If I opened a TFSA account with an online brokerage company and then I have a combination of CASH, ETF, stocks in that account, then do I earn any interest payments from the brokerage, for the CASH amount that remains lying in the TFSA account, without being invested in stocks / ETF?
Can you purchase foreign mutual funds or etfs? Or do they have to be Canadian investments?
Due to the large volume of comments we receive, we regret that we are unable to respond directly to each one. We invite you to email your question to [email protected], where it will be considered for a future response by one of our expert columnists. For personal advice, we suggest consulting with a qualified advisor.
As of next year if a couple maxed their TFSA that would be a total of 176,000 dollars. If you were not to add another penny over the next 20 years, and get a return of 7 percent (very doable with a balanced portfolio)…you would have 700,000 in 20 years.

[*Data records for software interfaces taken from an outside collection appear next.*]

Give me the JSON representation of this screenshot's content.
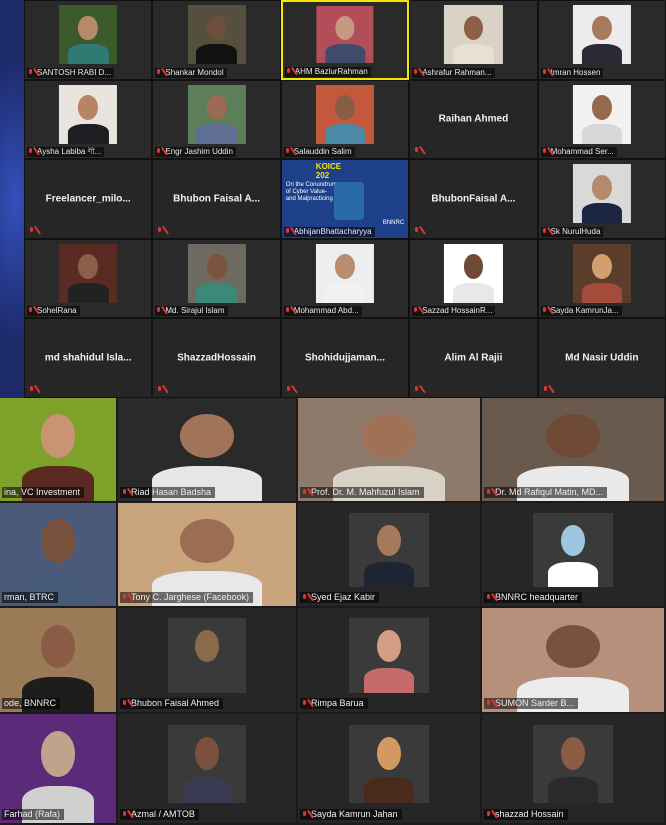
{
  "top_grid": [
    {
      "name": "SANTOSH RABI D...",
      "kind": "video",
      "bg": "#3c5a2c",
      "skin": "#b58a6a",
      "shirt": "#2f7b74"
    },
    {
      "name": "Shankar Mondol",
      "kind": "video",
      "bg": "#55503e",
      "skin": "#6b4f3a",
      "shirt": "#111111"
    },
    {
      "name": "AHM BazlurRahman",
      "kind": "video",
      "active": true,
      "bg": "#b24e5a",
      "skin": "#c59a80",
      "shirt": "#404a6a"
    },
    {
      "name": "Ashrafur Rahman...",
      "kind": "video",
      "bg": "#d9d2c6",
      "skin": "#8c6048",
      "shirt": "#e7e1d4"
    },
    {
      "name": "Imran Hossen",
      "kind": "video",
      "bg": "#ececec",
      "skin": "#a77a5e",
      "shirt": "#2a2a36"
    },
    {
      "name": "Aysha Labiba ণী...",
      "kind": "video",
      "bg": "#e9e4dd",
      "skin": "#b78566",
      "shirt": "#1e1e22"
    },
    {
      "name": "Engr Jashim Uddin",
      "kind": "video",
      "bg": "#5d7e5b",
      "skin": "#9a6b52",
      "shirt": "#5e6e94"
    },
    {
      "name": "Salauddin Salim",
      "kind": "video",
      "bg": "#c3583c",
      "skin": "#8a5c45",
      "shirt": "#4b89a7"
    },
    {
      "name": "Raihan Ahmed",
      "kind": "name"
    },
    {
      "name": "Mohammad Ser...",
      "kind": "video",
      "bg": "#f1f1f1",
      "skin": "#96694f",
      "shirt": "#d8d8d8"
    },
    {
      "name": "Freelancer_milo...",
      "kind": "name"
    },
    {
      "name": "Bhubon Faisal A...",
      "kind": "name"
    },
    {
      "name": "AbhijanBhattacharyya",
      "kind": "poster"
    },
    {
      "name": "BhubonFaisal A...",
      "kind": "name"
    },
    {
      "name": "Sk NurulHuda",
      "kind": "video",
      "bg": "#d9d9d9",
      "skin": "#b38a6c",
      "shirt": "#1b2440"
    },
    {
      "name": "SohelRana",
      "kind": "video",
      "bg": "#5a2b22",
      "skin": "#8a6049",
      "shirt": "#222222"
    },
    {
      "name": "Md. Sirajul Islam",
      "kind": "video",
      "bg": "#6d6a61",
      "skin": "#7b533e",
      "shirt": "#3b8a78"
    },
    {
      "name": "Mohammad Abd...",
      "kind": "video",
      "bg": "#eeeeee",
      "skin": "#b88d70",
      "shirt": "#f1f1f1"
    },
    {
      "name": "Sazzad HossainR...",
      "kind": "video",
      "bg": "#ffffff",
      "skin": "#6f4a36",
      "shirt": "#e8e8e8"
    },
    {
      "name": "Sayda KamrunJa...",
      "kind": "video",
      "bg": "#5a3d2a",
      "skin": "#d2a070",
      "shirt": "#a44c3c"
    },
    {
      "name": "md shahidul Isla...",
      "kind": "name"
    },
    {
      "name": "ShazzadHossain",
      "kind": "name"
    },
    {
      "name": "Shohidujjaman...",
      "kind": "name"
    },
    {
      "name": "Alim Al Rajii",
      "kind": "name"
    },
    {
      "name": "Md Nasir Uddin",
      "kind": "name"
    }
  ],
  "bottom_grid": [
    {
      "name": "ina, VC Investment",
      "bg": "#7ea12a",
      "skin": "#c99474",
      "shirt": "#5a2a22"
    },
    {
      "name": "Riad Hasan Badsha",
      "bg": "#2a2a2a",
      "skin": "#a17358",
      "shirt": "#e6e6e6"
    },
    {
      "name": "Prof. Dr. M. Mahfuzul Islam",
      "bg": "#8d7a6b",
      "skin": "#9f7157",
      "shirt": "#d9d2c6"
    },
    {
      "name": "Dr. Md Rafiqul Matin, MD...",
      "bg": "#6a5a4d",
      "skin": "#6f4a36",
      "shirt": "#eaeaea"
    },
    {
      "name": "rman, BTRC",
      "bg": "#4a5a78",
      "skin": "#7a513c",
      "shirt": "#485a7a"
    },
    {
      "name": "Tony C. Jarghese (Facebook)",
      "bg": "#c9a47c",
      "skin": "#9b6d52",
      "shirt": "#e8e8e8"
    },
    {
      "name": "Syed Ejaz Kabir",
      "bg": "#262626",
      "skin": "#a6785c",
      "shirt": "#1d2432"
    },
    {
      "name": "BNNRC headquarter",
      "bg": "#262626",
      "skin": "#9fc6e0",
      "shirt": "#ffffff"
    },
    {
      "name": "ode, BNNRC",
      "bg": "#9b7a58",
      "skin": "#8a5c45",
      "shirt": "#1d1d1d"
    },
    {
      "name": "Bhubon Faisal Ahmed",
      "bg": "#262626",
      "skin": "#8a6a4a",
      "shirt": "#3a3a3a"
    },
    {
      "name": "Rimpa Barua",
      "bg": "#262626",
      "skin": "#d49d84",
      "shirt": "#c56b6b"
    },
    {
      "name": "SUMON Sarder B...",
      "bg": "#b78f7b",
      "skin": "#7a513c",
      "shirt": "#ececec"
    },
    {
      "name": "Farhad (Rafa)",
      "bg": "#5b2a78",
      "skin": "#bfa38d",
      "shirt": "#d0d0d0"
    },
    {
      "name": "Azmal / AMTOB",
      "bg": "#262626",
      "skin": "#7a513c",
      "shirt": "#3a3a52"
    },
    {
      "name": "Sayda Kamrun Jahan",
      "bg": "#262626",
      "skin": "#d29a60",
      "shirt": "#4a2a1a"
    },
    {
      "name": "shazzad Hossain",
      "bg": "#262626",
      "skin": "#8a5c45",
      "shirt": "#2a2a2a"
    }
  ],
  "poster": {
    "brand": "KOICE",
    "year": "202",
    "line1": "On the Conundrum",
    "line2": "of Cyber Value-",
    "line3": "and Malpracticing",
    "logo": "BNNRC"
  }
}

Compounding at work and best of all the money is tax free.
Just a note with Tangerine if you transfer your funds out of your TFSA (or RRSP) they will ding you a $50 fee.